What you return should match the entries below exactly, only without the images.

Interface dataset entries

Content starts

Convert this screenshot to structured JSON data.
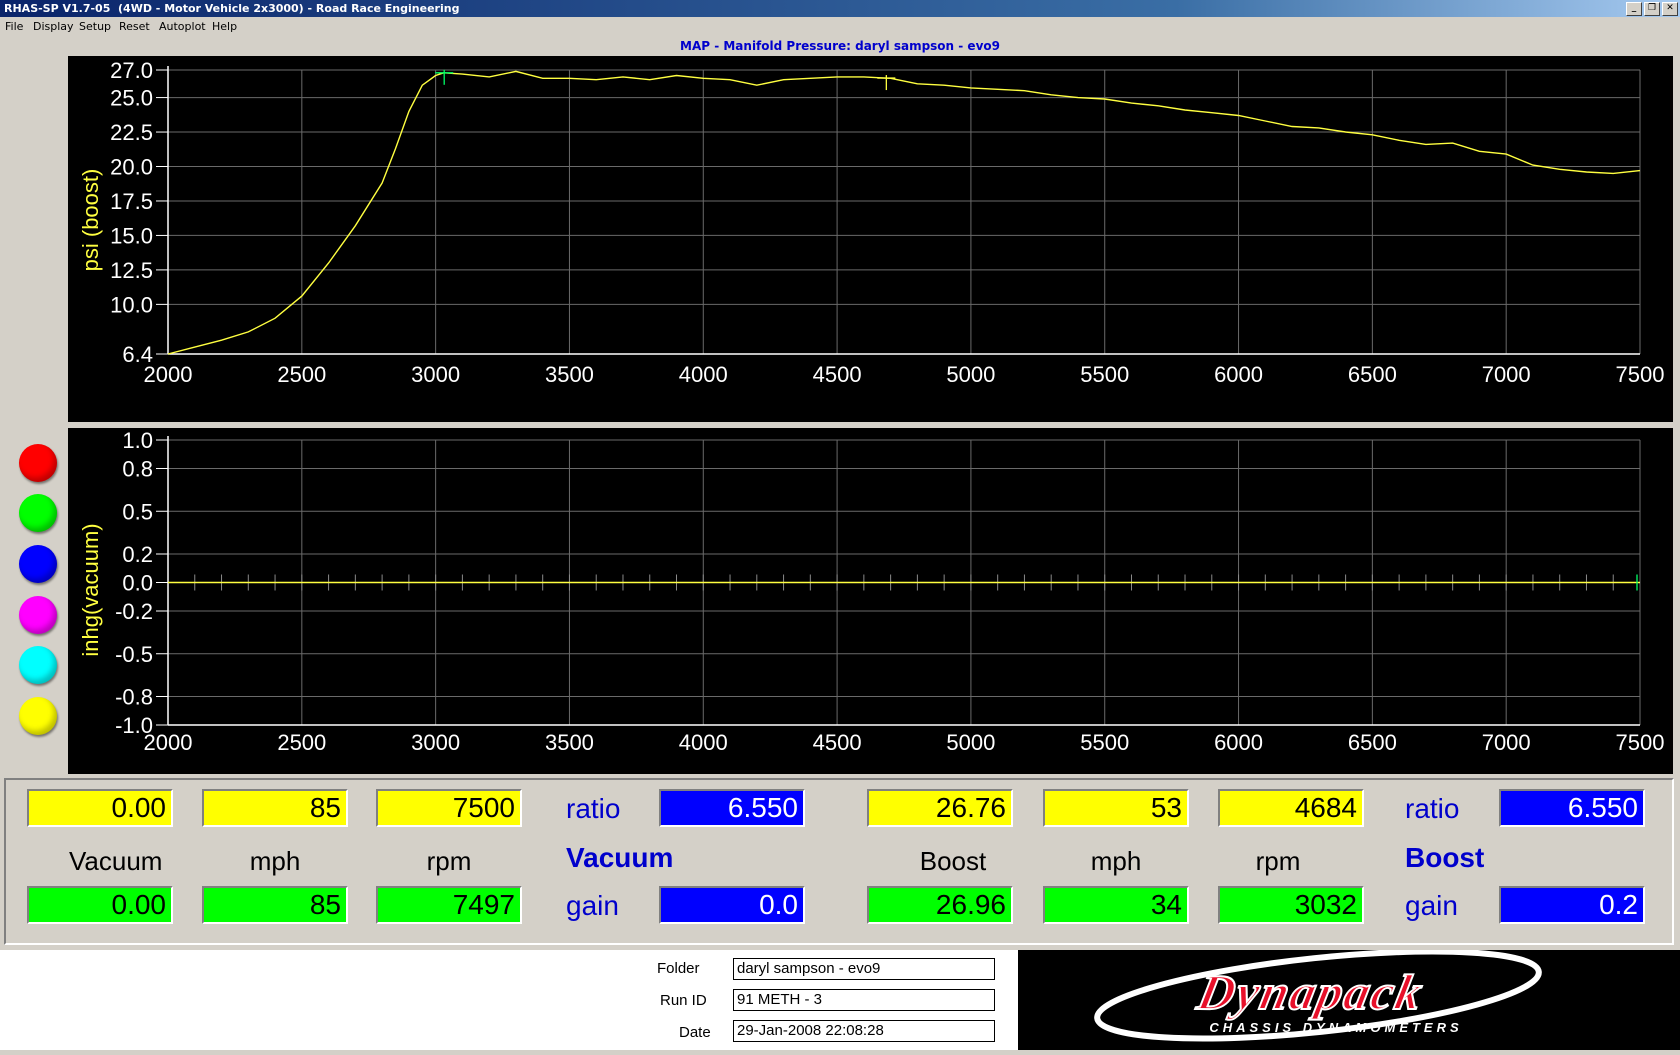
{
  "window": {
    "title": "RHAS-SP V1.7-05  (4WD - Motor Vehicle 2x3000) - Road Race Engineering",
    "buttons": [
      "_",
      "❐",
      "✕"
    ]
  },
  "menu": [
    "File",
    "Display",
    "Setup",
    "Reset",
    "Autoplot",
    "Help"
  ],
  "chart_title": "MAP - Manifold Pressure: daryl sampson - evo9",
  "chart_data": [
    {
      "type": "line",
      "ylabel": "psi (boost)",
      "xlim": [
        2000,
        7500
      ],
      "ylim": [
        6.4,
        27.0
      ],
      "yticks": [
        "27.0",
        "25.0",
        "22.5",
        "20.0",
        "17.5",
        "15.0",
        "12.5",
        "10.0",
        "6.4"
      ],
      "xticks": [
        "2000",
        "2500",
        "3000",
        "3500",
        "4000",
        "4500",
        "5000",
        "5500",
        "6000",
        "6500",
        "7000",
        "7500"
      ],
      "grid": true,
      "color": "#ffff40",
      "series": [
        {
          "x": [
            2000,
            2100,
            2200,
            2300,
            2400,
            2500,
            2600,
            2700,
            2800,
            2850,
            2900,
            2950,
            3000,
            3030,
            3100,
            3200,
            3300,
            3400,
            3500,
            3600,
            3700,
            3800,
            3900,
            4000,
            4100,
            4200,
            4300,
            4400,
            4500,
            4600,
            4700,
            4800,
            4900,
            5000,
            5100,
            5200,
            5300,
            5400,
            5500,
            5600,
            5700,
            5800,
            5900,
            6000,
            6100,
            6200,
            6300,
            6400,
            6500,
            6600,
            6700,
            6800,
            6900,
            7000,
            7100,
            7200,
            7300,
            7400,
            7500
          ],
          "y": [
            6.4,
            6.9,
            7.4,
            8.0,
            9.0,
            10.6,
            13.0,
            15.7,
            18.8,
            21.3,
            24.0,
            25.9,
            26.6,
            26.8,
            26.7,
            26.5,
            26.9,
            26.4,
            26.4,
            26.3,
            26.5,
            26.3,
            26.6,
            26.4,
            26.3,
            25.9,
            26.3,
            26.4,
            26.5,
            26.5,
            26.4,
            26.0,
            25.9,
            25.7,
            25.6,
            25.5,
            25.2,
            25.0,
            24.9,
            24.6,
            24.4,
            24.1,
            23.9,
            23.7,
            23.3,
            22.9,
            22.8,
            22.5,
            22.3,
            21.9,
            21.6,
            21.7,
            21.1,
            20.9,
            20.1,
            19.8,
            19.6,
            19.5,
            19.7
          ]
        }
      ],
      "cursors": [
        3032,
        4684
      ]
    },
    {
      "type": "line",
      "ylabel": "inhg(vacuum)",
      "xlim": [
        2000,
        7500
      ],
      "ylim": [
        -1.0,
        1.0
      ],
      "yticks": [
        "1.0",
        "0.8",
        "0.5",
        "0.2",
        "0.0",
        "-0.2",
        "-0.5",
        "-0.8",
        "-1.0"
      ],
      "xticks": [
        "2000",
        "2500",
        "3000",
        "3500",
        "4000",
        "4500",
        "5000",
        "5500",
        "6000",
        "6500",
        "7000",
        "7500"
      ],
      "grid": true,
      "color": "#ffff40",
      "series": [
        {
          "x": [
            2000,
            7500
          ],
          "y": [
            0.0,
            0.0
          ]
        }
      ]
    }
  ],
  "swatches": [
    "#ff0000",
    "#00ff00",
    "#0000ff",
    "#ff00ff",
    "#00ffff",
    "#ffff00"
  ],
  "vacuum": {
    "top": {
      "value": "0.00",
      "mph": "85",
      "rpm": "7500"
    },
    "bottom": {
      "value": "0.00",
      "mph": "85",
      "rpm": "7497"
    },
    "labels": {
      "value": "Vacuum",
      "mph": "mph",
      "rpm": "rpm"
    },
    "ratio_label": "ratio",
    "ratio": "6.550",
    "title": "Vacuum",
    "gain_label": "gain",
    "gain": "0.0"
  },
  "boost": {
    "top": {
      "value": "26.76",
      "mph": "53",
      "rpm": "4684"
    },
    "bottom": {
      "value": "26.96",
      "mph": "34",
      "rpm": "3032"
    },
    "labels": {
      "value": "Boost",
      "mph": "mph",
      "rpm": "rpm"
    },
    "ratio_label": "ratio",
    "ratio": "6.550",
    "title": "Boost",
    "gain_label": "gain",
    "gain": "0.2"
  },
  "info": {
    "folder_label": "Folder",
    "folder": "daryl sampson - evo9",
    "runid_label": "Run ID",
    "runid": "91 METH - 3",
    "date_label": "Date",
    "date": "29-Jan-2008  22:08:28"
  },
  "logo": {
    "brand": "Dynapack",
    "tagline": "CHASSIS DYNAMOMETERS"
  }
}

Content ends

ANSWER AREA:
Convert this screenshot to structured JSON data.
{
  "window": {
    "title": "RHAS-SP V1.7-05  (4WD - Motor Vehicle 2x3000) - Road Race Engineering",
    "buttons": [
      "_",
      "❐",
      "✕"
    ]
  },
  "menu": [
    "File",
    "Display",
    "Setup",
    "Reset",
    "Autoplot",
    "Help"
  ],
  "chart_title": "MAP - Manifold Pressure: daryl sampson - evo9",
  "chart_data": [
    {
      "type": "line",
      "ylabel": "psi (boost)",
      "xlim": [
        2000,
        7500
      ],
      "ylim": [
        6.4,
        27.0
      ],
      "yticks": [
        "27.0",
        "25.0",
        "22.5",
        "20.0",
        "17.5",
        "15.0",
        "12.5",
        "10.0",
        "6.4"
      ],
      "xticks": [
        "2000",
        "2500",
        "3000",
        "3500",
        "4000",
        "4500",
        "5000",
        "5500",
        "6000",
        "6500",
        "7000",
        "7500"
      ],
      "grid": true,
      "color": "#ffff40",
      "series": [
        {
          "x": [
            2000,
            2100,
            2200,
            2300,
            2400,
            2500,
            2600,
            2700,
            2800,
            2850,
            2900,
            2950,
            3000,
            3030,
            3100,
            3200,
            3300,
            3400,
            3500,
            3600,
            3700,
            3800,
            3900,
            4000,
            4100,
            4200,
            4300,
            4400,
            4500,
            4600,
            4700,
            4800,
            4900,
            5000,
            5100,
            5200,
            5300,
            5400,
            5500,
            5600,
            5700,
            5800,
            5900,
            6000,
            6100,
            6200,
            6300,
            6400,
            6500,
            6600,
            6700,
            6800,
            6900,
            7000,
            7100,
            7200,
            7300,
            7400,
            7500
          ],
          "y": [
            6.4,
            6.9,
            7.4,
            8.0,
            9.0,
            10.6,
            13.0,
            15.7,
            18.8,
            21.3,
            24.0,
            25.9,
            26.6,
            26.8,
            26.7,
            26.5,
            26.9,
            26.4,
            26.4,
            26.3,
            26.5,
            26.3,
            26.6,
            26.4,
            26.3,
            25.9,
            26.3,
            26.4,
            26.5,
            26.5,
            26.4,
            26.0,
            25.9,
            25.7,
            25.6,
            25.5,
            25.2,
            25.0,
            24.9,
            24.6,
            24.4,
            24.1,
            23.9,
            23.7,
            23.3,
            22.9,
            22.8,
            22.5,
            22.3,
            21.9,
            21.6,
            21.7,
            21.1,
            20.9,
            20.1,
            19.8,
            19.6,
            19.5,
            19.7
          ]
        }
      ],
      "cursors": [
        3032,
        4684
      ]
    },
    {
      "type": "line",
      "ylabel": "inhg(vacuum)",
      "xlim": [
        2000,
        7500
      ],
      "ylim": [
        -1.0,
        1.0
      ],
      "yticks": [
        "1.0",
        "0.8",
        "0.5",
        "0.2",
        "0.0",
        "-0.2",
        "-0.5",
        "-0.8",
        "-1.0"
      ],
      "xticks": [
        "2000",
        "2500",
        "3000",
        "3500",
        "4000",
        "4500",
        "5000",
        "5500",
        "6000",
        "6500",
        "7000",
        "7500"
      ],
      "grid": true,
      "color": "#ffff40",
      "series": [
        {
          "x": [
            2000,
            7500
          ],
          "y": [
            0.0,
            0.0
          ]
        }
      ]
    }
  ],
  "swatches": [
    "#ff0000",
    "#00ff00",
    "#0000ff",
    "#ff00ff",
    "#00ffff",
    "#ffff00"
  ],
  "vacuum": {
    "top": {
      "value": "0.00",
      "mph": "85",
      "rpm": "7500"
    },
    "bottom": {
      "value": "0.00",
      "mph": "85",
      "rpm": "7497"
    },
    "labels": {
      "value": "Vacuum",
      "mph": "mph",
      "rpm": "rpm"
    },
    "ratio_label": "ratio",
    "ratio": "6.550",
    "title": "Vacuum",
    "gain_label": "gain",
    "gain": "0.0"
  },
  "boost": {
    "top": {
      "value": "26.76",
      "mph": "53",
      "rpm": "4684"
    },
    "bottom": {
      "value": "26.96",
      "mph": "34",
      "rpm": "3032"
    },
    "labels": {
      "value": "Boost",
      "mph": "mph",
      "rpm": "rpm"
    },
    "ratio_label": "ratio",
    "ratio": "6.550",
    "title": "Boost",
    "gain_label": "gain",
    "gain": "0.2"
  },
  "info": {
    "folder_label": "Folder",
    "folder": "daryl sampson - evo9",
    "runid_label": "Run ID",
    "runid": "91 METH - 3",
    "date_label": "Date",
    "date": "29-Jan-2008  22:08:28"
  },
  "logo": {
    "brand": "Dynapack",
    "tagline": "CHASSIS DYNAMOMETERS"
  }
}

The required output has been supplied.